Continued from October 5, 2016
A few days later she waited on the dusty road that ran past the farm, for the cart that would take her to the village railhead. She checked again for the money she had sewn into the hem of her coat. She clutched the stiff gray cardboard cover of her passport, reassuring herself yet again that Jan’s letter and the photograph of her sister’s wedding dress were still tucked inside.
So many people had come to say goodbye to the dozen villagers who would be leaving. Tears, hugs, repeated warnings to be careful…but no one was there for Rosalia. She would be the first of her family to make this trip, the member of the family who would save enough money to bring others over. She was the only one left who had no other responsibilities…no husband, no children. And while it was usually a father or a brother who took on this burden, this wasn’t a possibility in Rosalia’s family.
She had carefully prepared the night before, using a small, precious piece of soap her childhood friend Helena had given her. But the 30 minute ride on an open wooden wheeled cart to the village railway station had already left her feeling unwashed.
Rosalia had heard gossip about how wonderful life could be in America but very little about the realities of getting there. She looked with alarm at the numbers of emigrants at the Krakow train station; they defied counting. Hundreds of people pushed and elbowed one another, trying to forge a path to the steps of one of the train’s cars. It was apparent that there would not be sufficient space for everyone and yet everyone continued to wedge themselves and their belongings into a car. Baskets and bundles of goods that would travel with each of them to their destinations filled aisles and eventually became additional seating. Babies cried, toddlers whined, old men wheezed. The air was filled with the smell of coal, oil, grease. Everyone did their best to help those who needed it, but always there was the threat of losing one’s place in line and, even worse, of losing one’s footing and being crushed between the wheels and the tracks.
Rosalia grunted as she hoisted her grip up the steep steps of the railway car.
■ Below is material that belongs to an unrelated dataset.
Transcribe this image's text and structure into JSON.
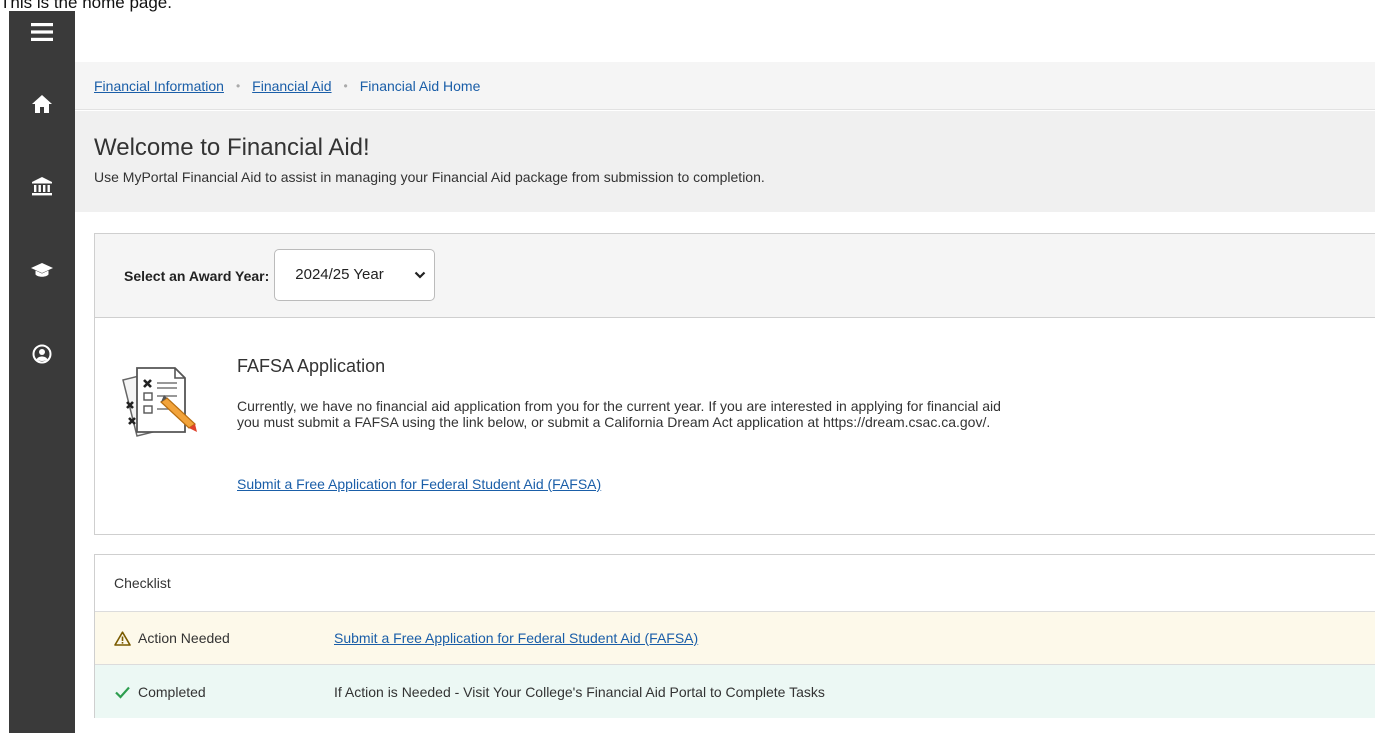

It seemed to have grown heavier since she left home. She smiled gratefully at the young man who helped. The train that would take her to Hamburg, Germany would roll through 775 miles of countryside. She looked with dismay at the open windows that she knew would blow cinder-filled smoke from the engine into the rail car, found a seat on a hard-backed bench, and silently cried. Pigs were not so crowded on the way to market.
The train’s horn sounded and with a lurch, the iron wheels of the massive black monster threw up sparks. They were finally on their way. Aromas of hard cooked eggs and spicy Polish sausage filled the car as passengers unwrapped and shared what they had brought. Despite the hot, crowded conditions, the travelers’ moods were high. The unknown might be scary but it was also exciting.
Rosalia stared out a window, thrilled at the speed with which the steam engine rolled between Krakow and Hamburg. But the many stops it made to pick up additional emigrants from their small villages, made the train trip seem endless. The murmur of voices and the repetitious rhythm of wheels on tracks soon had her dozing.